When visitors book online through an OTA such as Booking.com, Wotif, Expedia, HomeAway or Tripadvisor, resort managers are hit with a commission that can be as high as 25%. These OTAs are owned by multi-national corporations, so the fees go overseas, thus stripping the local economy. “The problem is that no one is even looking at this issue. No one is taking responsibility even though tourism towns like Port Douglas are being damaged every day. From the local Douglas Shire Council, Tourism Tropical North Queensland through to the Queensland and Australian Governments – none has made any attempt to understand or do anything about the damage caused by the syphoning of tourism funds from Australia,” said Mr Ireland.
Mr Glenn Smith, co-founder and Director of PDD, is frustrated that the Australian Tourism Data Warehouse (ATDW), established in 2001, has not led the way to keep the tourism wealth in Australia. “If it is this much for Port Douglas, do the maths and work out how much is being lost around this country. Every tourist region suffers because ATDW has not lived up to its responsibility”. “Port Douglas cannot wait for ATDW to do something innovative and useful. Port Douglas resort owners can’t wait for ATDW to lead. The technology of the ATDW is years behind the times so that’s why we bit the bullet, took action and brought these local businesses together to propose a solution – Port Douglas Direct.”
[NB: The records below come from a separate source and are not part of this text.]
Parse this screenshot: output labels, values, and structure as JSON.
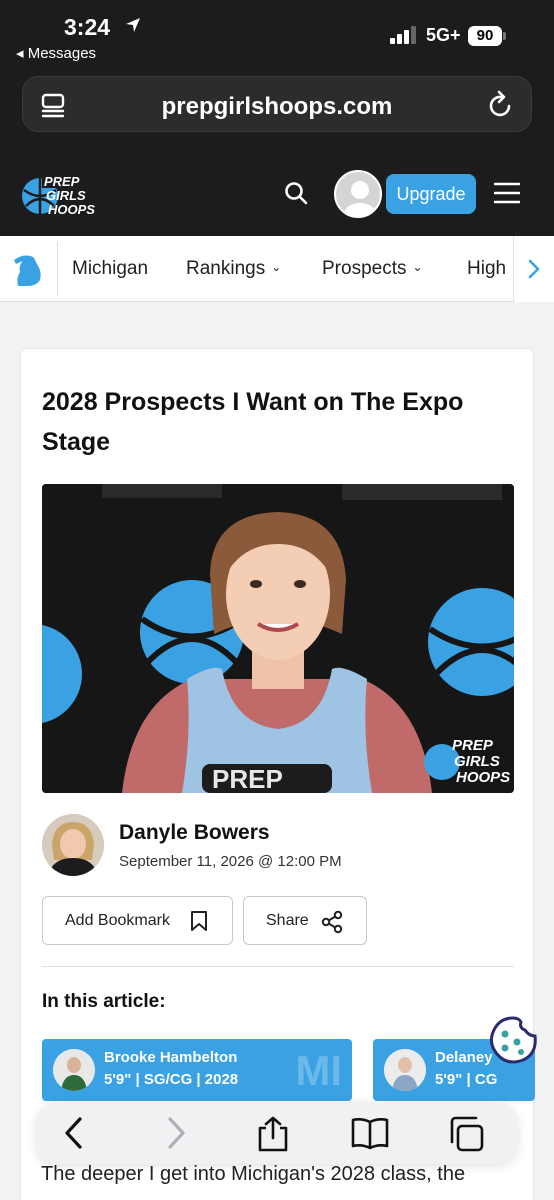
{
  "status_bar": {
    "time": "3:24",
    "back_app": "◂ Messages",
    "network": "5G+",
    "battery": "90"
  },
  "browser": {
    "url": "prepgirlshoops.com"
  },
  "site_header": {
    "logo_lines": [
      "PREP",
      "GIRLS",
      "HOOPS"
    ],
    "upgrade_label": "Upgrade"
  },
  "nav": {
    "items": [
      {
        "label": "Michigan"
      },
      {
        "label": "Rankings",
        "chevron": "⌄"
      },
      {
        "label": "Prospects",
        "chevron": "⌄"
      },
      {
        "label": "High"
      }
    ]
  },
  "article": {
    "title": "2028 Prospects I Want on The Expo Stage",
    "author": "Danyle Bowers",
    "date": "September 11, 2026 @ 12:00 PM",
    "bookmark_label": "Add Bookmark",
    "share_label": "Share",
    "in_this_article": "In this article:",
    "players": [
      {
        "name": "Brooke Hambelton",
        "meta": "5'9\" | SG/CG | 2028",
        "state": "MI"
      },
      {
        "name": "Delaney",
        "meta": "5'9\" | CG"
      }
    ],
    "body_start": "The deeper I get into Michigan's 2028 class, the"
  },
  "photo": {
    "watermark_lines": [
      "PREP",
      "GIRLS",
      "HOOPS"
    ],
    "jersey_text": "PREP"
  },
  "colors": {
    "accent": "#3aa2e3",
    "dark": "#1c1c1e",
    "card_bg": "#ffffff"
  }
}
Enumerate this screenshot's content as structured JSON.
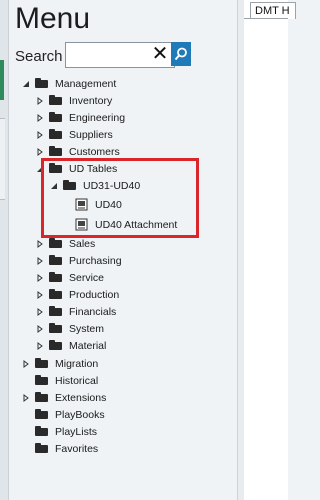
{
  "panel": {
    "title": "Menu",
    "search_label": "Search",
    "search_value": "",
    "clear_symbol": "✕"
  },
  "tree": [
    {
      "label": "Management",
      "expanded": true,
      "icon": "folder-icon"
    },
    {
      "label": "Inventory",
      "expanded": false,
      "icon": "folder-icon"
    },
    {
      "label": "Engineering",
      "expanded": false,
      "icon": "folder-icon"
    },
    {
      "label": "Suppliers",
      "expanded": false,
      "icon": "folder-icon"
    },
    {
      "label": "Customers",
      "expanded": false,
      "icon": "folder-icon"
    },
    {
      "label": "UD Tables",
      "expanded": true,
      "icon": "folder-icon"
    },
    {
      "label": "UD31-UD40",
      "expanded": true,
      "icon": "folder-icon"
    },
    {
      "label": "UD40",
      "icon": "document-icon"
    },
    {
      "label": "UD40 Attachment",
      "icon": "document-icon"
    },
    {
      "label": "Sales",
      "expanded": false,
      "icon": "folder-icon"
    },
    {
      "label": "Purchasing",
      "expanded": false,
      "icon": "folder-icon"
    },
    {
      "label": "Service",
      "expanded": false,
      "icon": "folder-icon"
    },
    {
      "label": "Production",
      "expanded": false,
      "icon": "folder-icon"
    },
    {
      "label": "Financials",
      "expanded": false,
      "icon": "folder-icon"
    },
    {
      "label": "System",
      "expanded": false,
      "icon": "folder-icon"
    },
    {
      "label": "Material",
      "expanded": false,
      "icon": "folder-icon"
    },
    {
      "label": "Migration",
      "expanded": false,
      "icon": "folder-icon"
    },
    {
      "label": "Historical",
      "icon": "folder-icon"
    },
    {
      "label": "Extensions",
      "expanded": false,
      "icon": "folder-icon"
    },
    {
      "label": "PlayBooks",
      "icon": "folder-icon"
    },
    {
      "label": "PlayLists",
      "icon": "folder-icon"
    },
    {
      "label": "Favorites",
      "icon": "folder-icon"
    }
  ],
  "right_tab": {
    "label": "DMT H"
  },
  "colors": {
    "highlight": "#d9262a",
    "search_button": "#1f7ab8",
    "background": "#f0f3f6"
  }
}
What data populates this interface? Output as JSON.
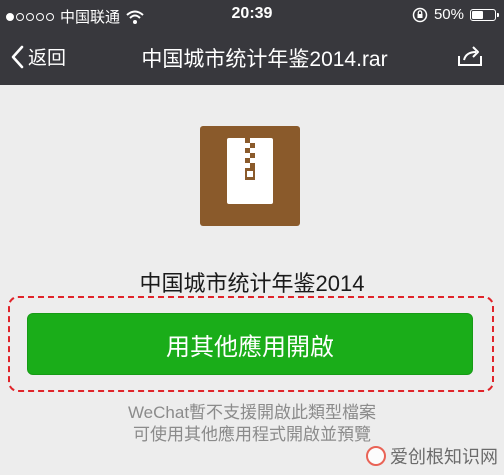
{
  "status_bar": {
    "carrier": "中国联通",
    "time": "20:39",
    "battery_percent": "50%",
    "battery_level": 0.5,
    "signal_icon": "signal-dots-icon",
    "wifi_icon": "wifi-icon",
    "rotation_lock_icon": "rotation-lock-icon"
  },
  "nav": {
    "back_label": "返回",
    "title": "中国城市统计年鉴2014.rar",
    "share_icon": "share-icon"
  },
  "file": {
    "icon": "zip-archive-icon",
    "icon_color": "#8a5a2b",
    "name": "中国城市统计年鉴2014"
  },
  "open_button": {
    "label": "用其他應用開啟",
    "color": "#1aad19"
  },
  "hint": {
    "line1": "WeChat暫不支援開啟此類型檔案",
    "line2": "可使用其他應用程式開啟並預覽"
  },
  "watermark": {
    "text": "爱创根知识网"
  }
}
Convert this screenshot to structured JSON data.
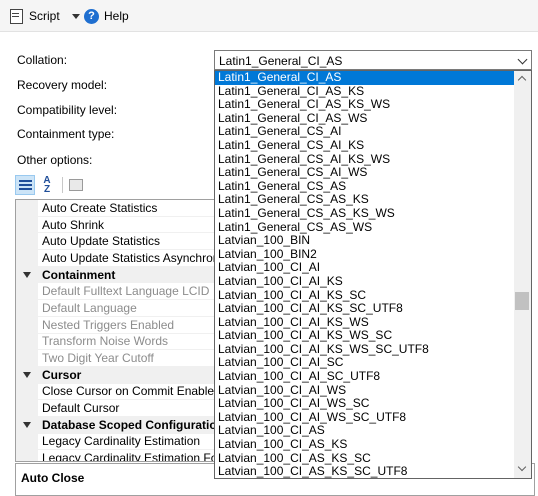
{
  "toolbar": {
    "script_label": "Script",
    "help_label": "Help"
  },
  "form": {
    "collation_label": "Collation:",
    "recovery_label": "Recovery model:",
    "compat_label": "Compatibility level:",
    "containment_label": "Containment type:",
    "other_label": "Other options:",
    "collation_value": "Latin1_General_CI_AS"
  },
  "grid_rows": [
    {
      "label": "Auto Create Statistics",
      "kind": "prop"
    },
    {
      "label": "Auto Shrink",
      "kind": "prop"
    },
    {
      "label": "Auto Update Statistics",
      "kind": "prop"
    },
    {
      "label": "Auto Update Statistics Asynchronously",
      "kind": "prop"
    },
    {
      "label": "Containment",
      "kind": "cat"
    },
    {
      "label": "Default Fulltext Language LCID",
      "kind": "dis"
    },
    {
      "label": "Default Language",
      "kind": "dis"
    },
    {
      "label": "Nested Triggers Enabled",
      "kind": "dis"
    },
    {
      "label": "Transform Noise Words",
      "kind": "dis"
    },
    {
      "label": "Two Digit Year Cutoff",
      "kind": "dis"
    },
    {
      "label": "Cursor",
      "kind": "cat"
    },
    {
      "label": "Close Cursor on Commit Enabled",
      "kind": "prop"
    },
    {
      "label": "Default Cursor",
      "kind": "prop"
    },
    {
      "label": "Database Scoped Configurations",
      "kind": "cat"
    },
    {
      "label": "Legacy Cardinality Estimation",
      "kind": "prop"
    },
    {
      "label": "Legacy Cardinality Estimation For Secondary",
      "kind": "prop"
    }
  ],
  "description": {
    "title": "Auto Close"
  },
  "dropdown": {
    "selected_index": 0,
    "items": [
      "Latin1_General_CI_AS",
      "Latin1_General_CI_AS_KS",
      "Latin1_General_CI_AS_KS_WS",
      "Latin1_General_CI_AS_WS",
      "Latin1_General_CS_AI",
      "Latin1_General_CS_AI_KS",
      "Latin1_General_CS_AI_KS_WS",
      "Latin1_General_CS_AI_WS",
      "Latin1_General_CS_AS",
      "Latin1_General_CS_AS_KS",
      "Latin1_General_CS_AS_KS_WS",
      "Latin1_General_CS_AS_WS",
      "Latvian_100_BIN",
      "Latvian_100_BIN2",
      "Latvian_100_CI_AI",
      "Latvian_100_CI_AI_KS",
      "Latvian_100_CI_AI_KS_SC",
      "Latvian_100_CI_AI_KS_SC_UTF8",
      "Latvian_100_CI_AI_KS_WS",
      "Latvian_100_CI_AI_KS_WS_SC",
      "Latvian_100_CI_AI_KS_WS_SC_UTF8",
      "Latvian_100_CI_AI_SC",
      "Latvian_100_CI_AI_SC_UTF8",
      "Latvian_100_CI_AI_WS",
      "Latvian_100_CI_AI_WS_SC",
      "Latvian_100_CI_AI_WS_SC_UTF8",
      "Latvian_100_CI_AS",
      "Latvian_100_CI_AS_KS",
      "Latvian_100_CI_AS_KS_SC",
      "Latvian_100_CI_AS_KS_SC_UTF8"
    ]
  },
  "icons": {
    "script": "script-icon",
    "dropdown": "chevron-down-icon",
    "help": "help-icon",
    "categorized": "categorized-icon",
    "alphabetical": "sort-alphabetical-icon",
    "property_pages": "property-pages-icon",
    "collapse": "collapse-triangle-icon"
  },
  "colors": {
    "selection": "#0078d7",
    "help_icon": "#1f6fd0",
    "disabled_text": "#8c8c8c"
  }
}
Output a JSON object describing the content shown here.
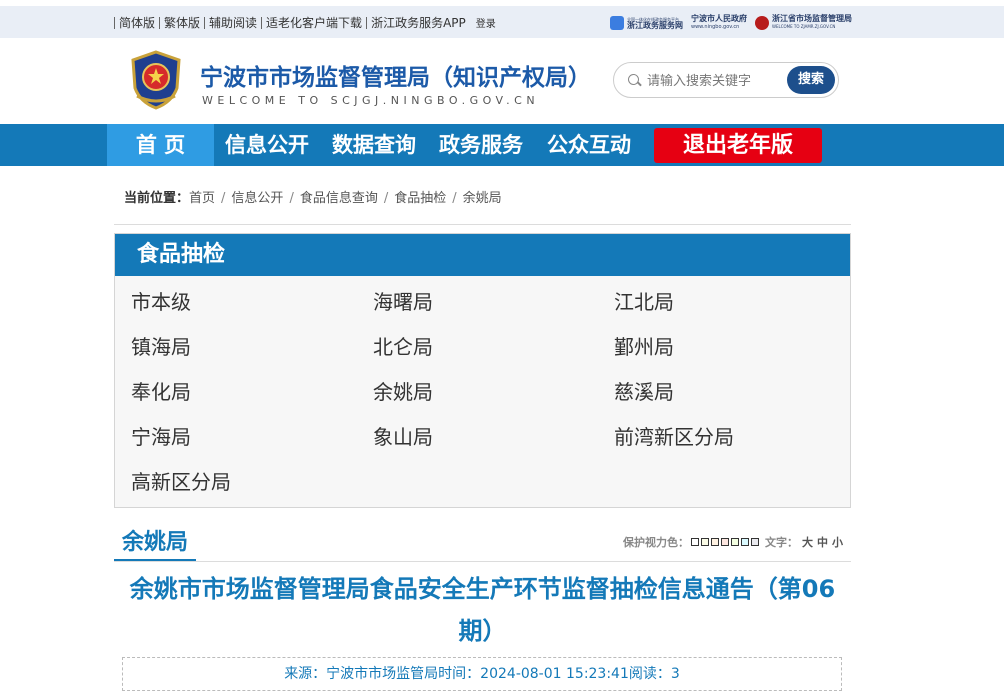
{
  "topbar": {
    "links": [
      "简体版",
      "繁体版",
      "辅助阅读",
      "适老化客户端下载",
      "浙江政务服务APP"
    ],
    "login": "登录",
    "logos": [
      {
        "line1": "全国一体化在线政务服务平台",
        "line2": "浙江政务服务网",
        "color": "#3b7de0"
      },
      {
        "line1": "宁波市人民政府",
        "line2": "www.ningbo.gov.cn",
        "color": "#c8302a"
      },
      {
        "line1": "浙江省市场监督管理局",
        "line2": "WELCOME TO ZJAMR.ZJ.GOV.CN",
        "color": "#b71c1c"
      }
    ]
  },
  "header": {
    "title": "宁波市市场监督管理局（知识产权局）",
    "subtitle": "WELCOME TO SCJGJ.NINGBO.GOV.CN",
    "search_placeholder": "请输入搜索关键字",
    "search_button": "搜索"
  },
  "nav": {
    "items": [
      "首 页",
      "信息公开",
      "数据查询",
      "政务服务",
      "公众互动"
    ],
    "exit": "退出老年版"
  },
  "breadcrumb": {
    "label": "当前位置：",
    "items": [
      "首页",
      "信息公开",
      "食品信息查询",
      "食品抽检",
      "余姚局"
    ]
  },
  "category": {
    "title": "食品抽检",
    "items": [
      "市本级",
      "海曙局",
      "江北局",
      "镇海局",
      "北仑局",
      "鄞州局",
      "奉化局",
      "余姚局",
      "慈溪局",
      "宁海局",
      "象山局",
      "前湾新区分局",
      "高新区分局"
    ]
  },
  "section": {
    "title": "余姚局",
    "eye_label": "保护视力色：",
    "swatches": [
      "#ffffff",
      "#fafbe6",
      "#fff2e2",
      "#fde6e0",
      "#f3ffe1",
      "#dafaff",
      "#eaeaef"
    ],
    "font_label": "文字：",
    "font_sizes": [
      "大",
      "中",
      "小"
    ]
  },
  "article": {
    "title": "余姚市市场监督管理局食品安全生产环节监督抽检信息通告（第06期）",
    "meta": "来源：宁波市市场监管局时间：2024-08-01 15:23:41阅读：3"
  }
}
Port Douglas Direct has been formed to operate as an overarching tourism and marketing company designed to provide benefits to property owners in Port Douglas. It uses the very best technology and collective marketing ideals to place the power back in the hands of the business owners. It aggregates many accommodation businesses into one strong business website and marketing arm. It will be known to the public as “Discover Port Douglas” when it launches later in 2018. Mr Ireland explains PDD this way: “Port Douglas Direct will operate as an umbrella organisation that provides marketing, technology and expertise to assist and educate the member businesses and in turn stem the flow of fund overseas. Using advanced GENKAN technologies, PDD will provide direct benefits to local resort owners.
“It’s a project that should be operated by the local, council-funded tourism group, Tourism Port Douglas Daintree,” according to Mr Smith. “Tourism organisations today need to generate increasing levels of funding, be self-sufficient and reduce the reliance on others. It’s not just about destination marketing; it’s also about understanding all aspects of the region’s tourism needs and opportunities.
If this means setting up or supporting initiatives with the vision of projects such as Port Douglas Direct, well then it should get its hands dirty.” On the 9 May, nineteen Port Douglas resort owners/managers attended a presentation on the Port Douglas Direct business model. They expressed great concern about the impact of OTAs and they were delighted to see something happening to prevent millions of dollars leaving Port Douglas and Far North Queensland on a daily basis. Mr Smith emphasised that technology will be the key to assist businesses retain funds from accommodation bookings for the benefit of locals, visitors and Australia. “This has implications for the whole of Australia. We are doing our bit by taking a lead here in Port Douglas,” said Mr Smith.
This very successful promotion may well see a number of supporting on and offline structures as time moves on; better websites, local collections, tourist boards upping their tech game and working together, plus more of a focus on experiences and niches pushing hard to carve out brands. All are hard to cover at a global level and with sufficient detail. Perhaps there is an Achilles heel that will dilute the OTA avalanche.